United for Care, the group behind the initiative, is also the group behind Amendment 2, an initiative to legalize medical cannabis that received 58% of the vote in last year’s election, though wasn’t passed into law as it needed 60% (given it was a constitutional amendment). The new proposal, which was filed this week, is almost identical to Amendment 2, with a few minor changes such as requiring minors to receive parental consent before becoming a registered medical cannabis patient.
In a heartbreaking defeat that will only serve as fuel for future efforts, Florida Amendment 2 has failed at the ballot. Although the initiative garnered over 55% of the vote, it didn’t reach the 60% required for it to be passed into law, given it’s a constitutional amendment.
John Morgan, founder of United for Care, the organization behind Amendment 2, says he’ll absolutely try again, with the group likely aiming to put a similar initiative on the 2016 presidential election ballot.
If approved into law this November, Amendment 2 would legalize the possession of up to 2.5 ounces of cannabis for those with a qualifying medical condition such as cancer, glaucoma or chronic pain.
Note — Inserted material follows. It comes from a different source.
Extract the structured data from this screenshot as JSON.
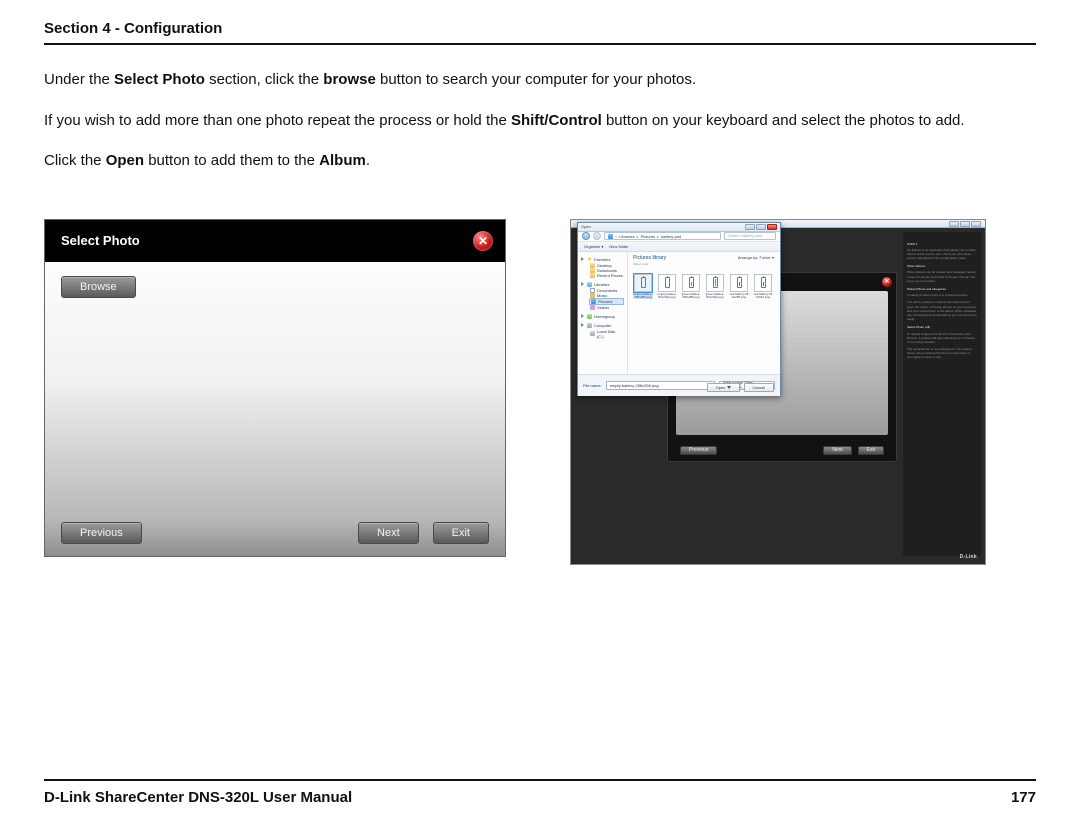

The proposal would authorize state-licensed dispensaries to distribute cannabis to patients.